Smaller law firms have bucked the downward trend in fees income recorded by the biggest practices in the last couple of years, taking gross fees to a new record level, research released today has suggested.
The report by TheCityUK, which promotes the UK financial services industry, found that the contribution of the legal services sector to the UK’s GDP has doubled in a decade to 1.8%.
Gross fees in 2009/10 were £23.1bn. Nearly £14bn of fees last year came from the top 100 law firms. However, while the £23.1bn figure was up slightly on the year before, the top 100’s income fell by 4% – the first drop in over a decade.
This indicates that smaller firms have buttressed this fall to keep increasing the value of the legal services market.
The last time TheCityUK carried out a similar study, it valued the legal services market at £16.6bn/1.4% of GDP in 2006.
Partners who have stayed in post at the top 100 have not suffered financially despite the drop in income, the 2009/10 report indicates. It said that profits at those firms rose by 1% to £4.1bn by making £500m of costs savings. Profits for the first half of the 2010/11 financial year were up 6%.
Invisible exports by law firms have tripled in the decade to £2.9bn, although the figure was down 14% on the previous year.
This was supplemented by £152m in exports by barristers (up from 131m) and £250m from other legal organisations, mainly patent attorneys and internal billings related to legal services provided by companies to their overseas subsidiaries.
Taking into account imports of £714m (mainly related to billings of UK businesses from law firms based overseas), net exports of UK legal services stood at £2.5bn in 2009/10.
The legal services industry employed nearly 350,000 people in 2009, the research showed, up from 320,000 in 2007.

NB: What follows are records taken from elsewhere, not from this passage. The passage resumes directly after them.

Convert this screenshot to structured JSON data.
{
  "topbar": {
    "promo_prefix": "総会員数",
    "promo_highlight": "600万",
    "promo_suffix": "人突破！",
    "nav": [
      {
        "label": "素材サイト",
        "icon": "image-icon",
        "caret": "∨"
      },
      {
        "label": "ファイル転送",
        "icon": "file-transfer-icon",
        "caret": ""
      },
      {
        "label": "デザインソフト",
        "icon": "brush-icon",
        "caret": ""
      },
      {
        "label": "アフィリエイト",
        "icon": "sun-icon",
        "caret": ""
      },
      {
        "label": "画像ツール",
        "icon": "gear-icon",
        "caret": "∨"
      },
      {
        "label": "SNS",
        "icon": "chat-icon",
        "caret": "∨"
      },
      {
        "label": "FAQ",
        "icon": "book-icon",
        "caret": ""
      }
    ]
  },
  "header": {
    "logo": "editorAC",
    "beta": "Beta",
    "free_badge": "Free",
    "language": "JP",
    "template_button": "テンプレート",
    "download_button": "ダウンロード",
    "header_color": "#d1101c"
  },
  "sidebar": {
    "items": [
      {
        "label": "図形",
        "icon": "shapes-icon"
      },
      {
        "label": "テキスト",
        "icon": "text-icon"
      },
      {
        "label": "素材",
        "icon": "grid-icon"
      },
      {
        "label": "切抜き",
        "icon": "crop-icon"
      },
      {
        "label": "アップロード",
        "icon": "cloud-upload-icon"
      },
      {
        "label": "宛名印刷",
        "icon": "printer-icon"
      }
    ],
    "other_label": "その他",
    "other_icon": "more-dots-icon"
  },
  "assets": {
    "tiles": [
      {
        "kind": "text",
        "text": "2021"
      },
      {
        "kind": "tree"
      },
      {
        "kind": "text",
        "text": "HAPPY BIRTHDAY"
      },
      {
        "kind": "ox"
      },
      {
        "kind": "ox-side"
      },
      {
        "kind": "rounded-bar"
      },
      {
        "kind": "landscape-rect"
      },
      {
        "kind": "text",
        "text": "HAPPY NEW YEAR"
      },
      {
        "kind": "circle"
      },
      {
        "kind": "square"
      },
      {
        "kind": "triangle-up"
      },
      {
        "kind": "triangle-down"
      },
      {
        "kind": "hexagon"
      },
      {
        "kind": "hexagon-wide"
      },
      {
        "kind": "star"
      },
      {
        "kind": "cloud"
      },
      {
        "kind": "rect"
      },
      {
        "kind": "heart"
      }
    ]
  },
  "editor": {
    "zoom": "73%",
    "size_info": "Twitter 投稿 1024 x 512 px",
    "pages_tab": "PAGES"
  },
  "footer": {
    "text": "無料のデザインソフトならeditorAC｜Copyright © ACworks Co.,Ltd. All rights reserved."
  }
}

Khawar Qureshi QC, chairman of TheCityUK’s Legal Services and Dispute Resolution Group said: “London’s prominence in the international legal services market looks set to continue, given the underlying strength in expertise and reputation. Challenges which lie ahead include meeting the needs of increasingly sophisticated clients who demand more time/cost effective services, as well as embracing the emergence of regional hubs for legal services, such as Singapore, Dubai and Hong Kong.”